“For business leaders, providing a coherent and compelling CX vision for your organization can be very challenging," said James Pearson, CEO of eVenturing Enterprises.

Pearson recommend starting with a customer focus, with the first step being creating a customer journey roadmap.

“Creating a direction that will help your entire team in achieving the best CX will make your vision more enthralling. It’s very hard to create a vision without seeing where you are going,” Pearson said. “The customer journey roadmap will serve as your blueprint in visualizing an end-to-end process of what your CX should look like. It should include who your customers are, defined stages of the CX journey, an action plan and tools that you need.”

Learning Opportunities

Defining who your customers are is critical to success, according to Pearson. “You have to determine who your market is and what motivates them to buy.”

Once the brand attracts the customer it needs to progress the customer though the sales funnel in a way that they are engaged and want to buy again. Customer journey mapping provides a structured process to help turn a CX vision into a reality, said Pearson.

Related Article: Customer Journey Mapping: Navigating a Course to Better Customer Relations

Find Your Internal CX Advocates

Find advocates for your customer experience vision … and elevate them, recommended Annie Pollack, Scrum50 president of CX. “Create roles and teams to drive the CX change and be accountable for its success. Disperse these employees across departments so change is distributed and seeps into all aspects of the business. Customers experience every aspect of your business — every internal decision trickles down to them regardless of your perceived external exposure.”

Customers today expect you to know what they want, Pollack added. Companies that understand that and are able to translate that expectation into experience through an authentic, transparent and passionate vision are in the best position to win them over.

Related Article: To Achieve True Customer-Centricity, You Need a Cross-Functional Dream Team

Bring the Vision to Life

At the intersection of a brand promise, CX attributes and key moments create excitement on what CX can unlock, Geheb said. Focusing on the key moments, CX leaders should architect the future experience to demonstrating attributes in action. In doing so will connect the vision to the business case while humanizing the vision, providing a direct linkage between the vision and future funding requests.

A CX vision needs to align action from top to bottom of an organization, Geheb added.

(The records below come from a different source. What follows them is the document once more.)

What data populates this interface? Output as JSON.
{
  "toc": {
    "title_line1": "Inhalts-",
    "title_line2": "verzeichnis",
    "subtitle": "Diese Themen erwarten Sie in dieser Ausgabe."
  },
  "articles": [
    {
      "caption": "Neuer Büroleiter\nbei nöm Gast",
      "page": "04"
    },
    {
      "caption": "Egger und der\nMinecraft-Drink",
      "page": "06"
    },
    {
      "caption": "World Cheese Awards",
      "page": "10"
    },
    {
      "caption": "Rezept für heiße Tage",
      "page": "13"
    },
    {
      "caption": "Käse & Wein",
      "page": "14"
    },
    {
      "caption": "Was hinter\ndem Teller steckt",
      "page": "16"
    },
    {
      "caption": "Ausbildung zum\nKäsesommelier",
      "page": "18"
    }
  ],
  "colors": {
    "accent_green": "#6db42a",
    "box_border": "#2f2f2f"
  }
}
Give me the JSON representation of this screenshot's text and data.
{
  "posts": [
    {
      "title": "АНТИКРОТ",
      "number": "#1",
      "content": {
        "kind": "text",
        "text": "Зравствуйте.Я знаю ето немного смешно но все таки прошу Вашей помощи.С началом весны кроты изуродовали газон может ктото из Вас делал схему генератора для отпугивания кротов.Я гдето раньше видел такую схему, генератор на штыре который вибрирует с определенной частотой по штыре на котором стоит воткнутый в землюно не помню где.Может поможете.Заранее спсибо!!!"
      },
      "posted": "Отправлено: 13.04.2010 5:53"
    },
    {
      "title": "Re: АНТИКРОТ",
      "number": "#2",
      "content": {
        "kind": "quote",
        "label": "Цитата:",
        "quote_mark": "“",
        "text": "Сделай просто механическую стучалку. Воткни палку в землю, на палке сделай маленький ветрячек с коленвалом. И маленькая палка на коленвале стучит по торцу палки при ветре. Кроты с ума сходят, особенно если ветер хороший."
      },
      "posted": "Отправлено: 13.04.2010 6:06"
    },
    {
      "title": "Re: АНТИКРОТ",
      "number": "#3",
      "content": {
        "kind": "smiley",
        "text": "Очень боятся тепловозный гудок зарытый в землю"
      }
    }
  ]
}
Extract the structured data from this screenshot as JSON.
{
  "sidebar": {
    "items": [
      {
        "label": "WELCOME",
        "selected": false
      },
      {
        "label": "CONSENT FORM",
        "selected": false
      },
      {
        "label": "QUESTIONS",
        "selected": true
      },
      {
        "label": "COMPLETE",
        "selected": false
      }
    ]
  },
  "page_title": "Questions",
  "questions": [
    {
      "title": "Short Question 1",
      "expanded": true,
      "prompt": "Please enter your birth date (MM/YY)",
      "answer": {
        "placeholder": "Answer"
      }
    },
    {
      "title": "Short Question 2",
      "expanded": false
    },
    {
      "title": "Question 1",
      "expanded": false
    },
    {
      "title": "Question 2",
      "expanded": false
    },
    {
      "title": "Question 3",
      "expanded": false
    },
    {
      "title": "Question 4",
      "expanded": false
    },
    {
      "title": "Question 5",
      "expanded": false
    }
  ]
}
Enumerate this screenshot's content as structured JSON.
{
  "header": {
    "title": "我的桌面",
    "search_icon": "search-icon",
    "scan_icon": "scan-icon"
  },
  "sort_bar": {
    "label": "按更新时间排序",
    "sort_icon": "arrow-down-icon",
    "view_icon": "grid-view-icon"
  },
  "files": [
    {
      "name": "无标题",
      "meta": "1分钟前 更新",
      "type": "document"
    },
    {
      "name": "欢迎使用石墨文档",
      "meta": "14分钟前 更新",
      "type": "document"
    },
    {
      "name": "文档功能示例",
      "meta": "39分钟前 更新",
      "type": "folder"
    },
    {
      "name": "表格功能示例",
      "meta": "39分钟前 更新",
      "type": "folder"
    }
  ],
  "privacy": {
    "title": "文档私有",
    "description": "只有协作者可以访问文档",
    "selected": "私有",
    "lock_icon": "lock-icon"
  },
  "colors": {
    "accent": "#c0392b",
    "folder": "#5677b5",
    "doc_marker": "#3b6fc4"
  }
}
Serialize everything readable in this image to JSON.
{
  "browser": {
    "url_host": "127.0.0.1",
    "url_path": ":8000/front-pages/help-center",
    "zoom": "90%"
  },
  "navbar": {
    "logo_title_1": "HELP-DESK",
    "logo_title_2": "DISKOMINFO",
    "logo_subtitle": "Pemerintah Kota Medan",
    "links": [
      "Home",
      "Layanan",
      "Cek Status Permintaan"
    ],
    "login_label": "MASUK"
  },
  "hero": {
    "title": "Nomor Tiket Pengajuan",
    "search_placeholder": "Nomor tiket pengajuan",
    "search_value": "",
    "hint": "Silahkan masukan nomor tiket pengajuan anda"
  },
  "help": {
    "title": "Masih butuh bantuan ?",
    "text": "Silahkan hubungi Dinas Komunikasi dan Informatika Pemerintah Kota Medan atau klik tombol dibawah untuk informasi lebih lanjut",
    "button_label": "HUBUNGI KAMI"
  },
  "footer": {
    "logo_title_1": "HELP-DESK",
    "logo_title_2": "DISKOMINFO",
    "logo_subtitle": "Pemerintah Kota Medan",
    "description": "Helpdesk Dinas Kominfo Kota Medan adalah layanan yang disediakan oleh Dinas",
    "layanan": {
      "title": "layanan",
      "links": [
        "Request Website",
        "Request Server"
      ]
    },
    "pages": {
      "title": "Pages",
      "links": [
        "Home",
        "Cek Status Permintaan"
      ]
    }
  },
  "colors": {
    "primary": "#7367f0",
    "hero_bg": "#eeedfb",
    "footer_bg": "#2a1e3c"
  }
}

While many can craft a human-centered vision statement, defining the business “why” and translating vision statements to tangible moments that matter will help CX leaders connect a vision to sustained action.

Related Article: Critical Moments: Where Customer Experience Is Won or Lost

Promote the Vision

Convey to employees the value the vision brings and how it will impact customers and the business, so they understand why it’s critical to success, Pollack said. “Create and communicate a clear, powerful message that explains to customers what you are doing to improve their experience and how you plan to get there (and why they should care).”